The reason I shared my story with you is because I want you to remember how important your health and your life truly are. We are not here to only work ourselves into the ground and pay our bills. We are not on this earth to be belittled and controlled. Life is so much more, and sometimes taking a risk or a leap of faith is just the thing we are here to do. Encourage others to follow their heart and intuition. Not everyone can afford to quit a job, but you can afford to entertain your dreams and desires, and work towards those goals every single day. Keep your fire burning, and don't lose yourself in your 9-5 job. One of my doctors gave me some really great advice ... He said "Laura, without your health, you have nothing." He said this because I was rambling on about my schedule and how I was too busy to go into the hospital. Before being hospitalized, I had worked a full 40-hour week, mowed my lawn, and played three shows out of town over the weekend. I was scheduled to play a one-year anniversary party of a business that very night and was fretting over what others would think of my cancelling!
So, I just want to leave you with these words. If you are overworked, unhappy, and so stressed that you can't even enjoy your life and take care of your health, maybe today is the day you write down your goals and "work" towards really living. I realized that I cannot remain healthy when working in what I believe to be a mentally unhealthy work environment. I also cannot do my best work when I begin dreading going into work each day. If you can relate to what I'm saying and find yourself at this crossroad, remember just how short our lives really are. Ask yourself, what is most important to you, seek it, and you shall find it. Remember to work for yourself a change, for your health, and your dreams. By taking a leap of faith, you could be opening up a world you never dreamed of. Take control of your life in this employers' economy, and stand up for what you believe in most.
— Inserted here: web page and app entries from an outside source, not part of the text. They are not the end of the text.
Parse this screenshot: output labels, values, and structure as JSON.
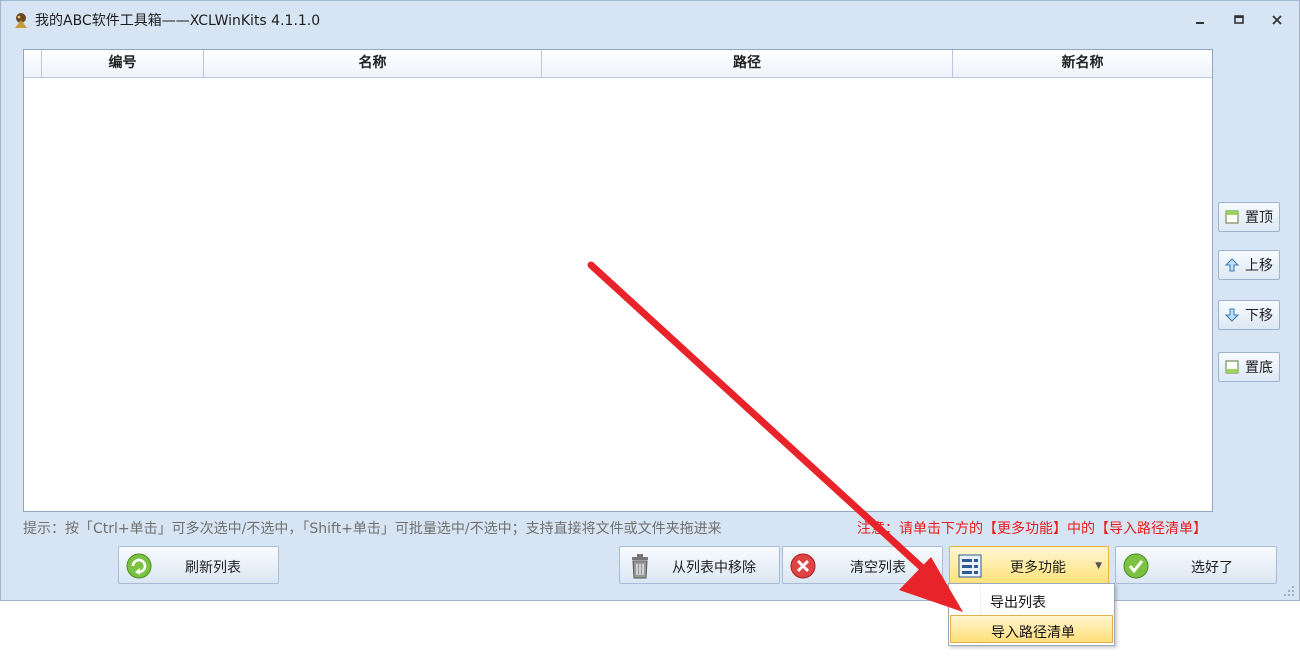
{
  "window": {
    "title": "我的ABC软件工具箱——XCLWinKits  4.1.1.0"
  },
  "grid": {
    "columns": [
      "编号",
      "名称",
      "路径",
      "新名称"
    ],
    "rows": []
  },
  "side_buttons": {
    "top": "置顶",
    "up": "上移",
    "down": "下移",
    "bottom": "置底"
  },
  "hint_text": "提示：按「Ctrl+单击」可多次选中/不选中，「Shift+单击」可批量选中/不选中；支持直接将文件或文件夹拖进来",
  "notice_text": "注意：请单击下方的【更多功能】中的【导入路径清单】",
  "buttons": {
    "refresh": "刷新列表",
    "remove": "从列表中移除",
    "clear": "清空列表",
    "more": "更多功能",
    "ok": "选好了"
  },
  "menu": {
    "items": [
      "导出列表",
      "导入路径清单"
    ],
    "highlighted": "导入路径清单"
  },
  "colors": {
    "window_bg": "#d6e4f4",
    "notice": "#e81c1c",
    "arrow": "#e8232a",
    "highlight": "#ffdf7a"
  }
}
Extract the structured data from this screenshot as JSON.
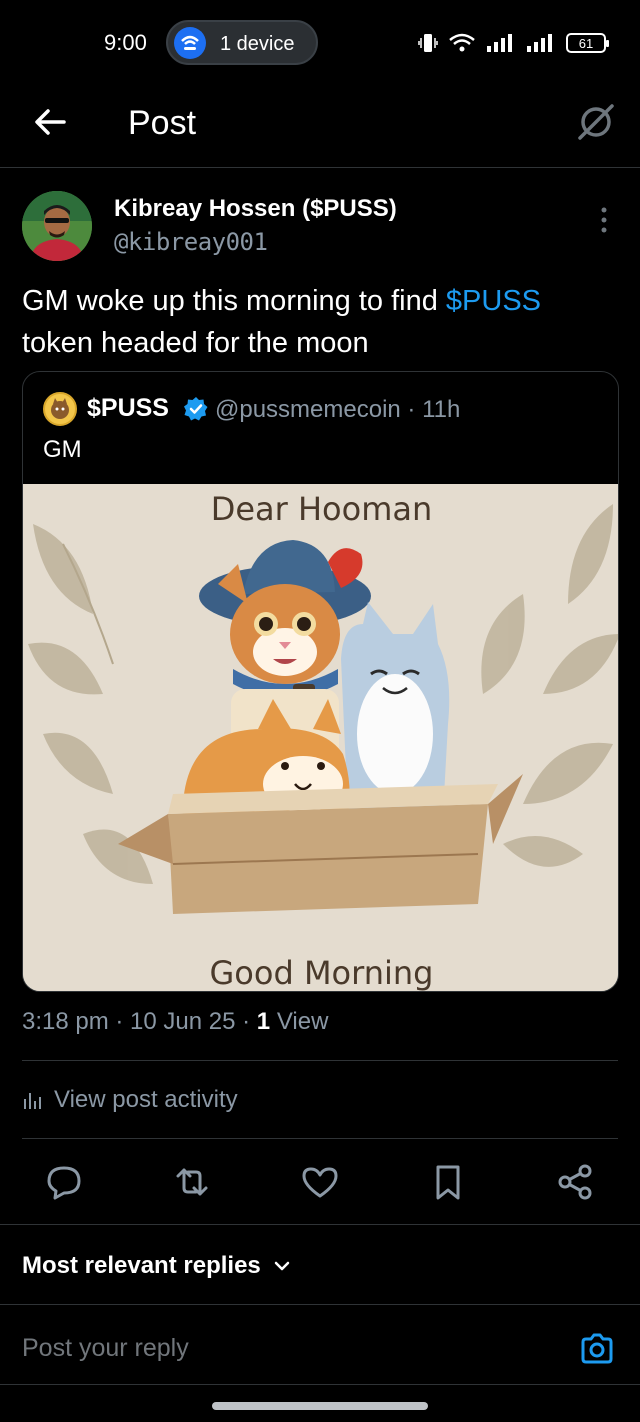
{
  "status_bar": {
    "time": "9:00",
    "hotspot_label": "1 device",
    "battery": "61",
    "icons": [
      "vibrate-icon",
      "wifi-icon",
      "signal-icon",
      "signal-icon",
      "battery-icon"
    ]
  },
  "header": {
    "title": "Post",
    "back_icon": "arrow-left-icon",
    "grok_icon": "grok-icon"
  },
  "post": {
    "author_name": "Kibreay Hossen ($PUSS)",
    "author_handle": "@kibreay001",
    "text_before": "GM woke up this morning to find ",
    "cashtag": "$PUSS",
    "text_after": "token headed for the moon",
    "time": "3:18 pm",
    "date": "10 Jun 25",
    "views_count": "1",
    "views_label": "View"
  },
  "quote": {
    "name": "$PUSS",
    "handle_time": "@pussmemecoin · 11h",
    "text": "GM",
    "image_top_text": "Dear Hooman",
    "image_bottom_text": "Good Morning"
  },
  "activity": {
    "label": "View post activity"
  },
  "actions": [
    "reply-icon",
    "repost-icon",
    "like-icon",
    "bookmark-icon",
    "share-icon"
  ],
  "replies": {
    "sort_label": "Most relevant replies"
  },
  "composer": {
    "placeholder": "Post your reply"
  },
  "colors": {
    "accent": "#1d9bf0",
    "background": "#000000",
    "muted": "#8b98a5",
    "divider": "#2f3336"
  }
}
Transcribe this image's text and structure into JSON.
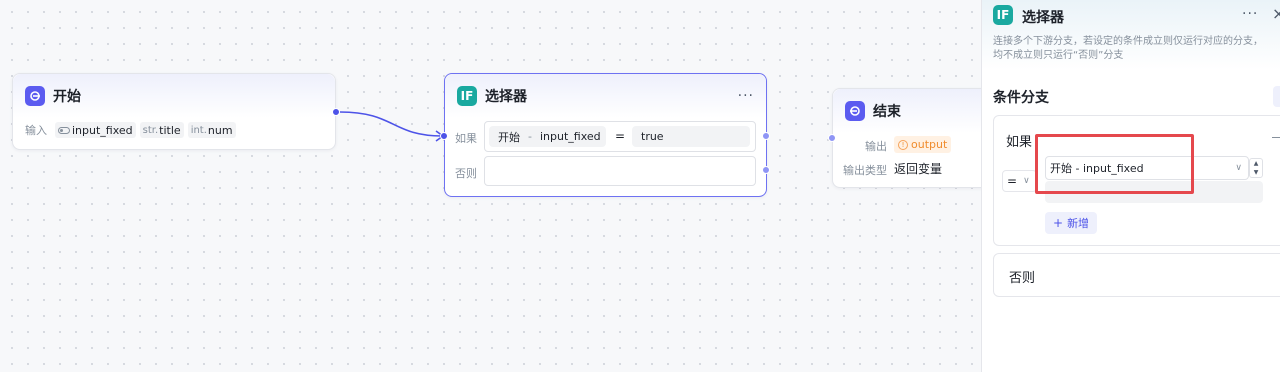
{
  "start_node": {
    "title": "开始",
    "input_label": "输入",
    "params": [
      {
        "prefix": "",
        "name": "input_fixed"
      },
      {
        "prefix": "str.",
        "name": "title"
      },
      {
        "prefix": "int.",
        "name": "num"
      }
    ]
  },
  "selector_node": {
    "icon": "IF",
    "title": "选择器",
    "more": "···",
    "if_label": "如果",
    "else_label": "否则",
    "condition": {
      "left_source": "开始",
      "sep": "-",
      "left_var": "input_fixed",
      "operator": "=",
      "right_value": "true"
    }
  },
  "end_node": {
    "title": "结束",
    "output_label": "输出",
    "output_tag": "output",
    "output_type_label": "输出类型",
    "output_type_value": "返回变量"
  },
  "panel": {
    "icon": "IF",
    "title": "选择器",
    "more": "···",
    "close": "×",
    "desc_line1": "连接多个下游分支，若设定的条件成立则仅运行对应的分支，",
    "desc_line2": "均不成立则只运行“否则”分支",
    "section_title": "条件分支",
    "if_label": "如果",
    "operator": "=",
    "var_select": "开始 - input_fixed",
    "add_label": "新增",
    "else_label": "否则"
  },
  "colors": {
    "accent": "#4d53e8",
    "highlight_box": "#e5484d",
    "output_tag": "#f5a35a"
  }
}
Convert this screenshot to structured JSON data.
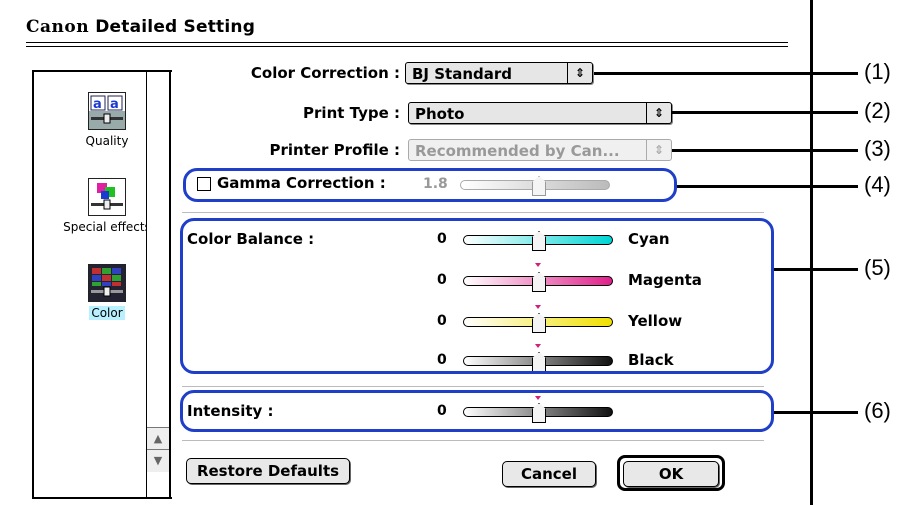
{
  "window": {
    "brand": "Canon",
    "title": "Detailed Setting"
  },
  "sidebar": {
    "items": [
      {
        "label": "Quality",
        "icon": "quality-icon"
      },
      {
        "label": "Special effects",
        "icon": "special-effects-icon"
      },
      {
        "label": "Color",
        "icon": "color-icon",
        "selected": true
      }
    ],
    "scroll_up": "▲",
    "scroll_down": "▼"
  },
  "settings": {
    "color_correction": {
      "label": "Color Correction :",
      "value": "BJ Standard"
    },
    "print_type": {
      "label": "Print Type :",
      "value": "Photo"
    },
    "printer_profile": {
      "label": "Printer Profile :",
      "value": "Recommended by Can..."
    },
    "gamma": {
      "label": "Gamma Correction :",
      "value": "1.8",
      "checked": false
    }
  },
  "color_balance": {
    "label": "Color Balance :",
    "channels": [
      {
        "name": "Cyan",
        "value": "0",
        "color": "#00d4d4"
      },
      {
        "name": "Magenta",
        "value": "0",
        "color": "#e0208a"
      },
      {
        "name": "Yellow",
        "value": "0",
        "color": "#f0e000"
      },
      {
        "name": "Black",
        "value": "0",
        "color": "#111111"
      }
    ]
  },
  "intensity": {
    "label": "Intensity :",
    "value": "0"
  },
  "buttons": {
    "restore": "Restore Defaults",
    "cancel": "Cancel",
    "ok": "OK"
  },
  "callouts": [
    "(1)",
    "(2)",
    "(3)",
    "(4)",
    "(5)",
    "(6)"
  ],
  "colors": {
    "callout_box": "#1f3fc9",
    "selected_bg": "#b8f0ff"
  }
}
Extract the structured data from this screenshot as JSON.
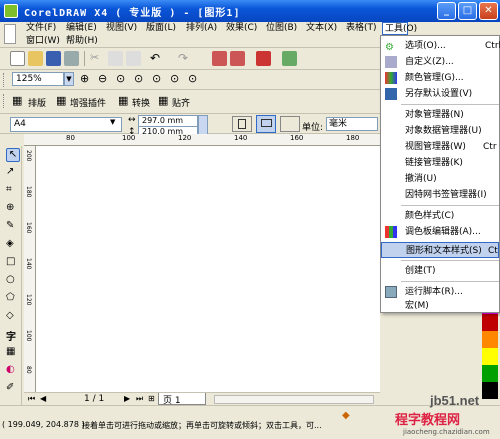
{
  "window": {
    "title": "CorelDRAW X4 ( 专业版 ) - [图形1]"
  },
  "menubar": {
    "row1": [
      "文件(F)",
      "编辑(E)",
      "视图(V)",
      "版面(L)",
      "排列(A)",
      "效果(C)",
      "位图(B)",
      "文本(X)",
      "表格(T)",
      "工具(O)"
    ],
    "row2": [
      "窗口(W)",
      "帮助(H)"
    ]
  },
  "zoom": {
    "value": "125%"
  },
  "toolbar3": {
    "items": [
      "排版",
      "增强插件",
      "转换",
      "贴齐"
    ]
  },
  "property_bar": {
    "paper": "A4",
    "width": "297.0 mm",
    "height": "210.0 mm",
    "units_label": "单位:",
    "units": "毫米"
  },
  "ruler": {
    "marks": [
      "80",
      "100",
      "120",
      "140",
      "160",
      "180"
    ],
    "vmarks": [
      "200",
      "180",
      "160",
      "140",
      "120",
      "100",
      "80"
    ]
  },
  "pagebar": {
    "page_info": "1 / 1",
    "page_tab": "页 1"
  },
  "status": {
    "coords": "( 199.049, 204.878 )",
    "hint": "接着单击可进行拖动或缩放；再单击可旋转或倾斜；双击工具，可..."
  },
  "tools_menu": {
    "items": [
      {
        "label": "选项(O)...",
        "shortcut": "Ctrl",
        "icon": "options-icon"
      },
      {
        "label": "自定义(Z)...",
        "shortcut": "",
        "icon": "customize-icon"
      },
      {
        "label": "颜色管理(G)...",
        "shortcut": "",
        "icon": "color-management-icon"
      },
      {
        "label": "另存默认设置(V)",
        "shortcut": "",
        "icon": "save-defaults-icon"
      },
      {
        "label": "对象管理器(N)",
        "shortcut": "",
        "icon": ""
      },
      {
        "label": "对象数据管理器(U)",
        "shortcut": "",
        "icon": ""
      },
      {
        "label": "视图管理器(W)",
        "shortcut": "Ctr",
        "icon": ""
      },
      {
        "label": "链接管理器(K)",
        "shortcut": "",
        "icon": ""
      },
      {
        "label": "撤消(U)",
        "shortcut": "",
        "icon": ""
      },
      {
        "label": "因特网书签管理器(I)",
        "shortcut": "",
        "icon": ""
      },
      {
        "label": "颜色样式(C)",
        "shortcut": "",
        "icon": ""
      },
      {
        "label": "调色板编辑器(A)...",
        "shortcut": "",
        "icon": "palette-editor-icon"
      },
      {
        "label": "图形和文本样式(S)",
        "shortcut": "Ct",
        "icon": ""
      },
      {
        "label": "创建(T)",
        "shortcut": "",
        "icon": ""
      },
      {
        "label": "运行脚本(R)...",
        "shortcut": "",
        "icon": "run-script-icon"
      },
      {
        "label": "宏(M)",
        "shortcut": "",
        "icon": ""
      }
    ]
  },
  "watermark": {
    "line1": "jb51.net",
    "line2": "程字教程网",
    "line3": "jiaocheng.chazidian.com"
  },
  "colors": {
    "title_blue": "#0a55d8",
    "menu_highlight": "#c1d2ee",
    "highlight_border": "#316ac5",
    "palette": [
      "#1a1aa0",
      "#ff00ff",
      "#c00000",
      "#ff8800",
      "#ffff00",
      "#00a000",
      "#000000"
    ]
  }
}
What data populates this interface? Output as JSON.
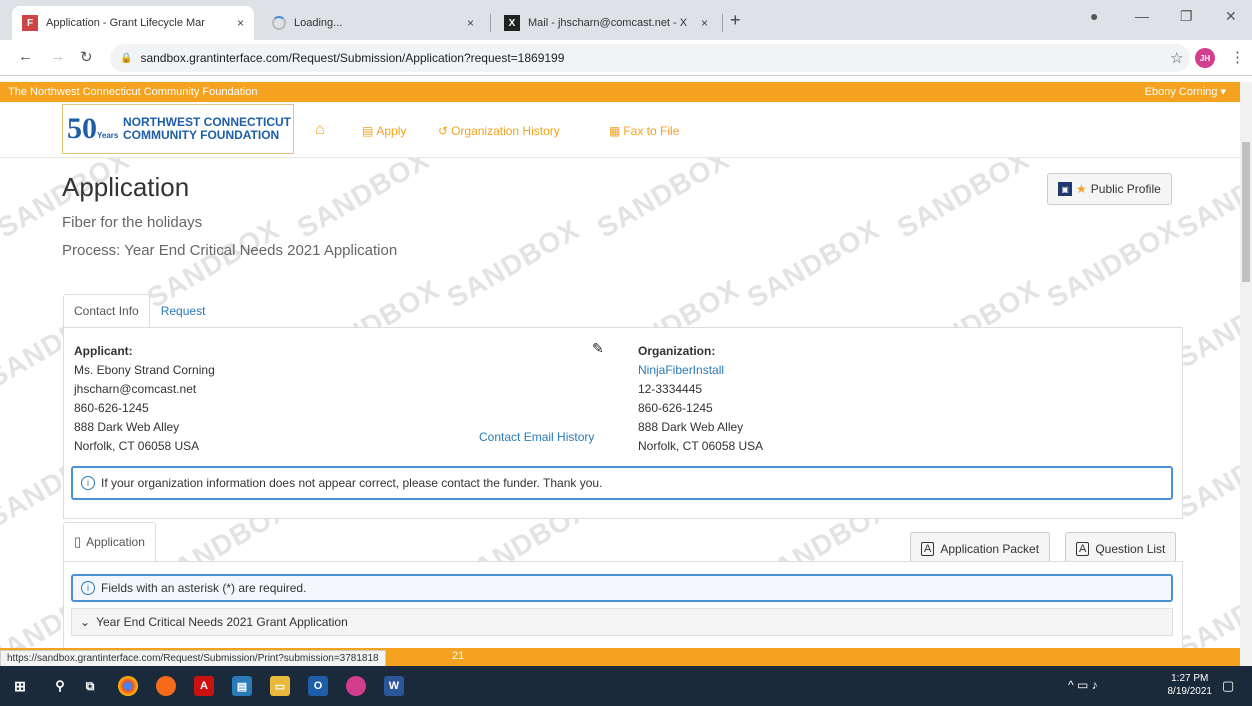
{
  "browser": {
    "tabs": [
      {
        "title": "Application - Grant Lifecycle Mar",
        "close": "×"
      },
      {
        "title": "Loading...",
        "close": "×"
      },
      {
        "title": "Mail - jhscharn@comcast.net - X",
        "close": "×"
      }
    ],
    "new_tab": "+",
    "url": "sandbox.grantinterface.com/Request/Submission/Application?request=1869199",
    "profile_initials": "JH",
    "status_url": "https://sandbox.grantinterface.com/Request/Submission/Print?submission=3781818"
  },
  "topbar": {
    "org": "The Northwest Connecticut Community Foundation",
    "user": "Ebony Corning ▾"
  },
  "logo": {
    "fifty": "50",
    "years": "Years",
    "line1": "NORTHWEST CONNECTICUT",
    "line2": "COMMUNITY FOUNDATION"
  },
  "nav": {
    "apply": "Apply",
    "org_history": "Organization History",
    "fax": "Fax to File"
  },
  "watermark": "SANDBOX",
  "page": {
    "title": "Application",
    "subtitle": "Fiber for the holidays",
    "process": "Process: Year End Critical Needs 2021 Application",
    "public_profile": "Public Profile"
  },
  "contact_tabs": {
    "contact": "Contact Info",
    "request": "Request"
  },
  "applicant": {
    "label": "Applicant:",
    "name": "Ms. Ebony Strand Corning",
    "email": "jhscharn@comcast.net",
    "phone": "860-626-1245",
    "address1": "888 Dark Web Alley",
    "address2": "Norfolk, CT 06058 USA",
    "email_history": "Contact Email History"
  },
  "organization": {
    "label": "Organization:",
    "name": "NinjaFiberInstall",
    "ein": "12-3334445",
    "phone": "860-626-1245",
    "address1": "888 Dark Web Alley",
    "address2": "Norfolk, CT 06058 USA"
  },
  "info_msg": "If your organization information does not appear correct, please contact the funder. Thank you.",
  "application": {
    "tab": "Application",
    "packet": "Application Packet",
    "question_list": "Question List",
    "required_msg": "Fields with an asterisk (*) are required.",
    "section": "Year End Critical Needs 2021 Grant Application",
    "partial_number": "21"
  },
  "taskbar": {
    "time": "1:27 PM",
    "date": "8/19/2021"
  }
}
Know who you are and what you have to offer in life, and don't settle for anything less.